Mitigating factors, on the other hand, serve to lessen the severity of the crime or provide grounds for reduced culpability. They may include circumstances such as the defendant’s lack of prior criminal record, evidence of remorse, or a demonstration of rehabilitation efforts.

When significant mitigating factors are present, a prosecutor may be less inclined to offer a plea bargain, as they believe the defendant may have a stronger chance of receiving a more lenient sentence if the case goes to trial.

The victim’s wishes can also play a pivotal role in the prosecutor’s decision regarding a plea bargain. In cases where the victim strongly opposes any form of negotiation or desires to see the defendant face a trial and potential conviction, a prosecutor may be less likely to pursue a plea bargain.

Respecting the victim’s wishes and seeking to provide them with a sense of justice can lead a prosecutor to forego the option of offering a plea deal in certain cases.

Policy Or Strategic Decision

One reason why a prosecutor may forgo offering a plea bargain is to set examples and establish deterrents. By refusing to negotiate a reduced sentence through a plea deal, the prosecutor aims to send a strong message to society that certain crimes will not be tolerated.

In cases where public safety is a significant concern or when the crime has had a severe impact on the community, the prosecutor might choose to prioritize punishment and discourage similar offenses.

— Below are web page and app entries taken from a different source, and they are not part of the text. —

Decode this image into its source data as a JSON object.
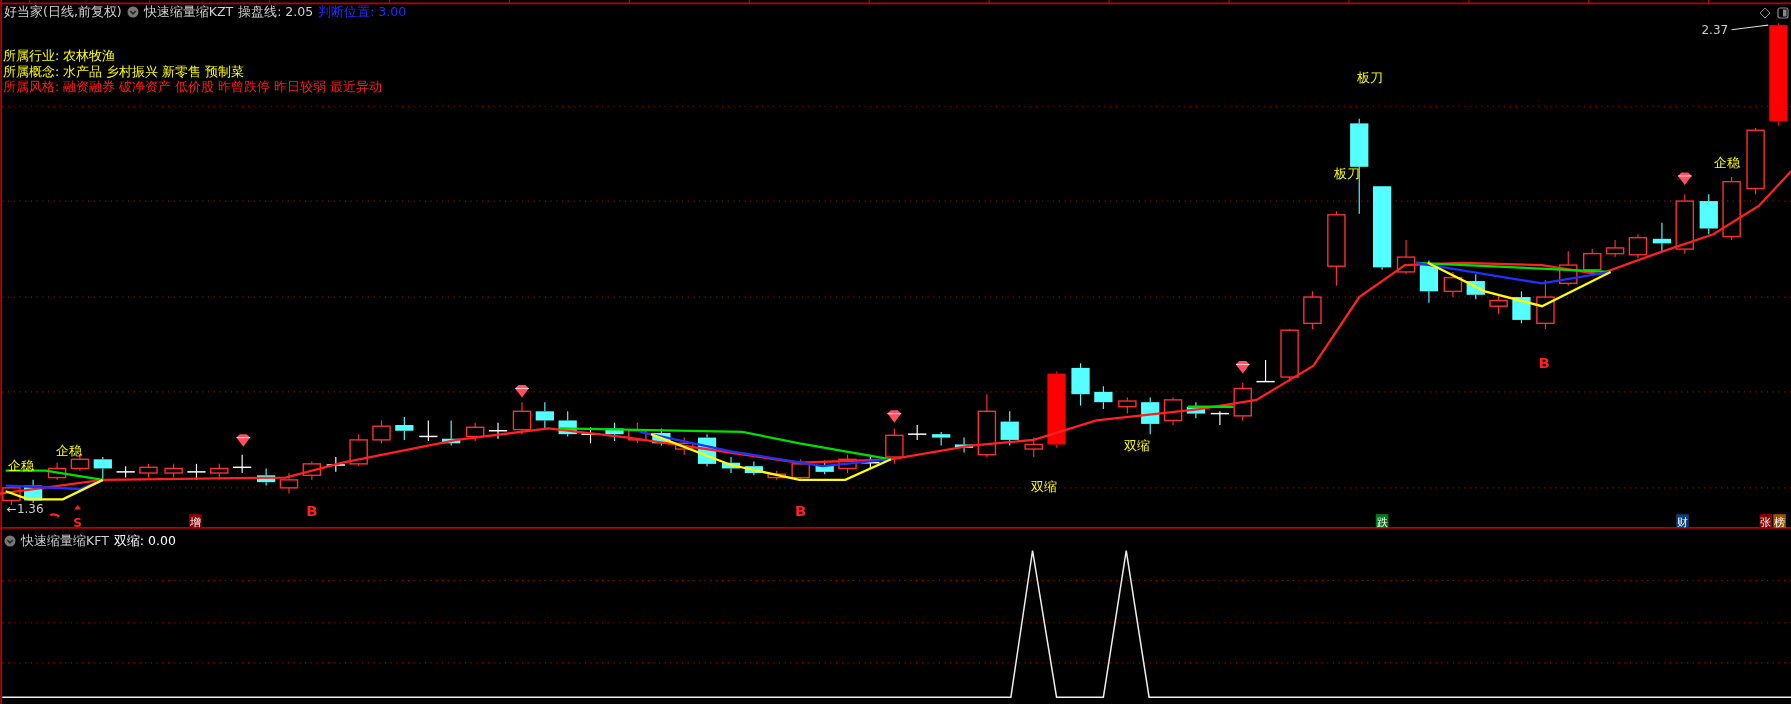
{
  "window": {
    "stock": "好当家(日线,前复权)",
    "indicator": "快速缩量缩KZT",
    "readings": [
      {
        "label": "操盘线: 2.05",
        "kind": "normal"
      },
      {
        "label": "判断位置: 3.00",
        "kind": "highlight"
      }
    ]
  },
  "info": [
    {
      "text": "所属行业: 农林牧渔",
      "kind": "normal"
    },
    {
      "text": "所属概念: 水产品 乡村振兴 新零售 预制菜",
      "kind": "normal"
    },
    {
      "text": "所属风格: 融资融券 破净资产 低价股 昨曾跌停 昨日较弱 最近异动",
      "kind": "warning"
    }
  ],
  "price_labels": {
    "high": "2.37",
    "low": "←1.36"
  },
  "signals": [
    {
      "text": "企稳",
      "kind": "stable"
    },
    {
      "text": "企稳",
      "kind": "stable"
    },
    {
      "text": "S",
      "kind": "sell"
    },
    {
      "text": "B",
      "kind": "buy"
    },
    {
      "text": "B",
      "kind": "buy"
    },
    {
      "text": "双缩",
      "kind": "stable"
    },
    {
      "text": "双缩",
      "kind": "stable"
    },
    {
      "text": "板刀",
      "kind": "stable"
    },
    {
      "text": "板刀",
      "kind": "stable"
    },
    {
      "text": "B",
      "kind": "buy"
    },
    {
      "text": "企稳",
      "kind": "stable"
    }
  ],
  "badges": [
    {
      "text": "增",
      "color": "#8b0000"
    },
    {
      "text": "跌",
      "color": "#007a1a"
    },
    {
      "text": "财",
      "color": "#0a3f7a"
    },
    {
      "text": "张",
      "color": "#8b0000"
    },
    {
      "text": "榜",
      "color": "#9a5200"
    }
  ],
  "lower_panel": {
    "indicator": "快速缩量缩KFT",
    "reading": "双缩: 0.00"
  }
}
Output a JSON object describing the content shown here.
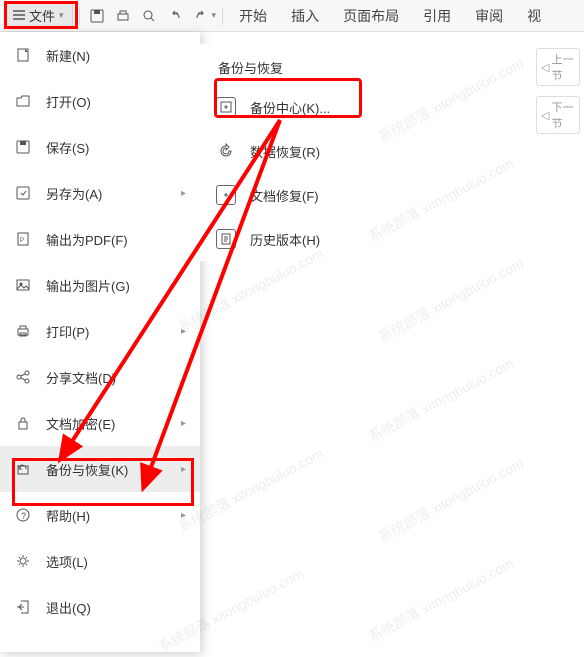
{
  "toolbar": {
    "file_label": "文件",
    "tabs": [
      "开始",
      "插入",
      "页面布局",
      "引用",
      "审阅",
      "视"
    ]
  },
  "file_menu": [
    {
      "label": "新建(N)",
      "icon": "new",
      "arrow": false
    },
    {
      "label": "打开(O)",
      "icon": "open",
      "arrow": false
    },
    {
      "label": "保存(S)",
      "icon": "save",
      "arrow": false
    },
    {
      "label": "另存为(A)",
      "icon": "saveas",
      "arrow": true
    },
    {
      "label": "输出为PDF(F)",
      "icon": "pdf",
      "arrow": false
    },
    {
      "label": "输出为图片(G)",
      "icon": "image",
      "arrow": false
    },
    {
      "label": "打印(P)",
      "icon": "print",
      "arrow": true
    },
    {
      "label": "分享文档(D)",
      "icon": "share",
      "arrow": false
    },
    {
      "label": "文档加密(E)",
      "icon": "encrypt",
      "arrow": true
    },
    {
      "label": "备份与恢复(K)",
      "icon": "backup",
      "arrow": true,
      "active": true
    },
    {
      "label": "帮助(H)",
      "icon": "help",
      "arrow": true
    },
    {
      "label": "选项(L)",
      "icon": "options",
      "arrow": false
    },
    {
      "label": "退出(Q)",
      "icon": "exit",
      "arrow": false
    }
  ],
  "submenu": {
    "title": "备份与恢复",
    "items": [
      {
        "label": "备份中心(K)...",
        "icon": "backup-center"
      },
      {
        "label": "数据恢复(R)",
        "icon": "data-recover"
      },
      {
        "label": "文档修复(F)",
        "icon": "doc-repair"
      },
      {
        "label": "历史版本(H)",
        "icon": "history"
      }
    ]
  },
  "right_panel": {
    "prev": "上一节",
    "next": "下一节"
  },
  "watermark": "系统部落 xitongbuluo.com"
}
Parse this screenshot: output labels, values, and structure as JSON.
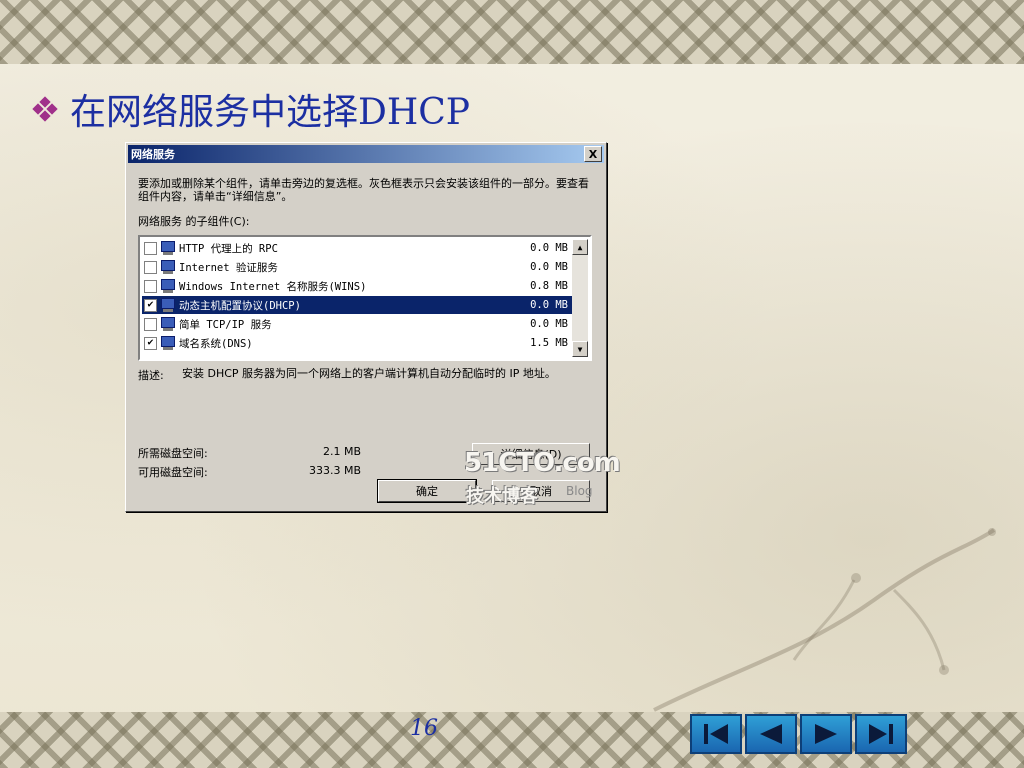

Resource limitations and overwhelming caseloads can also cause a prosecutor to reject plea bargains. Prosecutors are responsible for handling numerous cases simultaneously, and their primary duty is to seek justice efficiently.

In situations where the available resources and time are scarce, the prosecutor might decide against plea bargains to focus on cases that require extensive investigations, complex evidence, or present a higher risk to public safety. This enables the prosecutor to dedicate limited resources effectively and ensure justice is served.

Another factor that may influence a prosecutor’s decision to not offer a plea bargain is the significance of a high-profile case. High-profile cases often attract significant media attention, public interest, and carry widespread implications.

Prosecutors may choose to proceed to trial instead of accepting a plea bargain to ensure fairness, transparency, and accountability in the justice system. By taking these cases to trial, prosecutors demonstrate their commitment to handling sensitive matters with utmost care and ensuring that justice is served without compromising public trust.


There can be several reasons why a prosecutor may choose not to offer a plea bargain. These can range from having a strong case and seeking justice to setting a precedent or making an example out of the defendant.

Each case is unique and requires careful consideration by the prosecutor. Understanding the factors that influence their decision can shed light on the complexities of the criminal justice system.